Digital technology has the potential to make these processes very efficient. The result is more responsive care for your chronically-ill oved one. But some tools are more useful than others.
With the right app, healthcare teams can share patient information in real-time. They can also access this info wherever they are – and so can you. If your family member’s care providers are using communication technology, it makes sense to find out more.
In general, knowledge is your greatest asset. Ask specific questions about your loved one’s care and how it’s being delivered.
3) Use the many tools at your disposal
Innovative communication tools make it easy to track the care of a chronically-ill loved one. Whenever possible, it’s best to encourage those within your family member’s circle of care to connect using the same apps.
Why? Consider one of the biggest problems with electronic medical records (EMRs). Often, a hospital can’t share a patient’s EMR with another care provider because their systems are incompatible.
Sharing information in the same digital space just makes sense. But what about potential caregivers who refuse to try new apps?
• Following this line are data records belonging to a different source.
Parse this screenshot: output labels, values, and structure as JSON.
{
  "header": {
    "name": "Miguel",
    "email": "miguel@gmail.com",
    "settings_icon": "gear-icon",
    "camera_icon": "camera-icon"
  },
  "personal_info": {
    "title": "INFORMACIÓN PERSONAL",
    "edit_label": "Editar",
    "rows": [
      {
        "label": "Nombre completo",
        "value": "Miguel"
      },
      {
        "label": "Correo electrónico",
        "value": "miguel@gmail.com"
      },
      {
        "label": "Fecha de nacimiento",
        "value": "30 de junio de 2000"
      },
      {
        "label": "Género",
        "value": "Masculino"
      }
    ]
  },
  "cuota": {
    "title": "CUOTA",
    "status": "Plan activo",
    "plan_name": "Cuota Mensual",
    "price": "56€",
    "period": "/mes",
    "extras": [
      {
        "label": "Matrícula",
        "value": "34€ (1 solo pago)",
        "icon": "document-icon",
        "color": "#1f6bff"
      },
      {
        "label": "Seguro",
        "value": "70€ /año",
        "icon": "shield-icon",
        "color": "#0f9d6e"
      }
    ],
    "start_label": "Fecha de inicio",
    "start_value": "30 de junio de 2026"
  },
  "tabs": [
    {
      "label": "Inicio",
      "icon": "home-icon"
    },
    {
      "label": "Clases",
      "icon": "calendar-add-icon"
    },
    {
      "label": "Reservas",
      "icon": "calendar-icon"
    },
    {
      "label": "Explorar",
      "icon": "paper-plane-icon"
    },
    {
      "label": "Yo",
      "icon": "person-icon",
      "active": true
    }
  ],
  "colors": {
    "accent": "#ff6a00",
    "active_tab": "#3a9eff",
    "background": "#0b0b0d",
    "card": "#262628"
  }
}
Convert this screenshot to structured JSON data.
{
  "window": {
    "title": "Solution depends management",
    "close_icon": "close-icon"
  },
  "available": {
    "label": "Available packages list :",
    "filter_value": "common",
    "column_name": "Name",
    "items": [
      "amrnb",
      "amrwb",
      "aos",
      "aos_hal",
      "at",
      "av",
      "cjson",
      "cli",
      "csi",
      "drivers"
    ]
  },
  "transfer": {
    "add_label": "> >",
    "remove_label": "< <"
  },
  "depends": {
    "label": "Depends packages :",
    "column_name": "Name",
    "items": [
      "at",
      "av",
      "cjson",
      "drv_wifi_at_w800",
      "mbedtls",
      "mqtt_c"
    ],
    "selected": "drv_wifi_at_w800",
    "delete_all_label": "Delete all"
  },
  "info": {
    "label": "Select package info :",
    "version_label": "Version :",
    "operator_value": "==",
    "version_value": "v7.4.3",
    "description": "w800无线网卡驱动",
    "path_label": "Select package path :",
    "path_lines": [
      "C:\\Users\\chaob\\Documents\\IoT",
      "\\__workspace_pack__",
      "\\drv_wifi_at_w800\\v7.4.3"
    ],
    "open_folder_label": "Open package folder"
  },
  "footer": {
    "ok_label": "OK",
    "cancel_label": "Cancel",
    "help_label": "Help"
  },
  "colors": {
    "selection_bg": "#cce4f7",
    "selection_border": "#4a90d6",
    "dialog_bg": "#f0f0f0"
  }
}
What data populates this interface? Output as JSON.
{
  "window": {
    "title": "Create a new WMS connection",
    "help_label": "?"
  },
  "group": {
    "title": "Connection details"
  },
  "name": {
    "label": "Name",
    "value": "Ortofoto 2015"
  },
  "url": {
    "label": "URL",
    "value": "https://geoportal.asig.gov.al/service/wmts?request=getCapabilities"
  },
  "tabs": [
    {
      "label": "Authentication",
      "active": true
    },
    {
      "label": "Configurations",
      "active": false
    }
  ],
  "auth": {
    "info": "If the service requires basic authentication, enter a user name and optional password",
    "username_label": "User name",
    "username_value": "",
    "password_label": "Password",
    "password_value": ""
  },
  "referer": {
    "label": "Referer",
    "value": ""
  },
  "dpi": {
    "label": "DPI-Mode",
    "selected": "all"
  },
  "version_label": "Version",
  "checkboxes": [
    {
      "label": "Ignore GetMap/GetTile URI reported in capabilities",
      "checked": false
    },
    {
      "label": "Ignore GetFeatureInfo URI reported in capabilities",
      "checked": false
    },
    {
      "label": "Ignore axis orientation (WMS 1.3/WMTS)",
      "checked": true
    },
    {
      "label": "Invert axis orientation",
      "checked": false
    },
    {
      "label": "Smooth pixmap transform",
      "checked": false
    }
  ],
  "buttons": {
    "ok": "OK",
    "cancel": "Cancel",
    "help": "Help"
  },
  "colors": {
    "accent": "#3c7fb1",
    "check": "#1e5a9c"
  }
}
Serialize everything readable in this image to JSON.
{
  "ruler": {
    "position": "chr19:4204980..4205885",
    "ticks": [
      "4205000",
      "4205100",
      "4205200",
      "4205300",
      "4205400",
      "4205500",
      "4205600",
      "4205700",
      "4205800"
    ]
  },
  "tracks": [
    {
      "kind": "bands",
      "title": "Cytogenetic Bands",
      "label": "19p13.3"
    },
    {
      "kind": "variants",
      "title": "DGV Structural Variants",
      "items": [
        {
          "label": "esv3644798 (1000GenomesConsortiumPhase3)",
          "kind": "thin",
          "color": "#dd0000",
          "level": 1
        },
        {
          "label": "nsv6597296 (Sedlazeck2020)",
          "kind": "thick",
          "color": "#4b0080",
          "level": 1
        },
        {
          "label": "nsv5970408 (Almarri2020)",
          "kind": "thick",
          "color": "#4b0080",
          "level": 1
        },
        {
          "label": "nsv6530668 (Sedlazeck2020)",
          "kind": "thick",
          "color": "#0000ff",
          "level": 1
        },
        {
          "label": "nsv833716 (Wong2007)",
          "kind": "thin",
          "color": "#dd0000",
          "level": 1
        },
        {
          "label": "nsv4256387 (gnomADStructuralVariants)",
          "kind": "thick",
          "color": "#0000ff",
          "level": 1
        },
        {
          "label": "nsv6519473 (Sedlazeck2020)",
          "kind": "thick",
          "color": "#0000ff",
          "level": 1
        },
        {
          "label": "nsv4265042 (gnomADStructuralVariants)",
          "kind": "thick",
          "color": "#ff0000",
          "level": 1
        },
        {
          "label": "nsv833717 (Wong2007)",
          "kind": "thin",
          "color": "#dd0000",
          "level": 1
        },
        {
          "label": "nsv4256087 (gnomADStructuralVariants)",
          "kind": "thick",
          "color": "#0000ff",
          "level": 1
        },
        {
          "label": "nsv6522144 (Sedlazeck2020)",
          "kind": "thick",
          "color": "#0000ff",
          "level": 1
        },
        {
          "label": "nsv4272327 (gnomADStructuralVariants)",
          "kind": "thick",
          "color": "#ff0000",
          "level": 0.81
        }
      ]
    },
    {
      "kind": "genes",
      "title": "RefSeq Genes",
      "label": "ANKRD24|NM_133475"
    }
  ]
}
You may decide to make use of some of the platforms and tools your family members are already using. Facebook messages, Google Calendars, Office spreadsheets – all of these formats can be helpful.
Whether you need help with finances from a technophobic relative, or you want to ensure everyone sees an appointment schedule, there are times when it pays off to be flexible.
4) Stay in the know, even when you’re away
There are likely times when you just can’t be with your chronically-ill loved one.
Maybe you live in a different city or province. Perhaps you need to focus on work or other family commitments. It’s also possible that you just need some well-deserved time for yourself.
Spending time apart is healthy (and in many cases, unavoidable). But it can make keeping track of a loved one’s condition more difficult – especially when there’s more than one chronic disease involved. The truth is, health-related developments can occur when you least expect them.
If your involved in managing your loved one’s care, staying up-to-date is critical. Create a plan for remaining connected to her circle of care – no matter where you are.
Does your family member receive home care services? If so, make sure nurses and personal support workers know how to get in touch with you.
As we’ve already noted, technology can help you access up-to-the-minute information about your family member’s care. One of the great things about sharing information digitally is how easily-accessible it is.
In addition to connecting you with providers, technology makes it easy for you to connect face-to-face with your loved one. Thanks to recent advances, even those with little to no technological skills can chat with family members at the click of a button.
Never underestimate the insight you can attain by monitoring your relative’s care from afar.
5) Take time for yourself
No list of tips for caregivers and family helpers would be complete without the following reminder. You can’t take care of someone else if you don’t take care of yourself.
If you have a chronically-ill loved one, you may be struggling with guilt. Perhaps you don’t believe you’re doing enough to help. These feelings can be a problem for even the most devoted caregiver. And the same is true for those who commit themselves to managing care.
You probably can’t be at every appointment, check in with every PSW, or record every doctor’s instruction. And that’s okay.
What you can do is make sure you understand the care your loved one is receiving. Stay as organized as you can, and take steps to prepare for situations that may arise when your attention is elsewhere.
Remember that caregiver burnout is real. Even if you aren’t a full-time caregiver, feelings of stress related to the care a loved one is receiving can negatively impact your wellbeing. These feelings won’t just affect your life – they’ll affect the decisions you make for your family member.
Feature image courtesy of tr0tt3r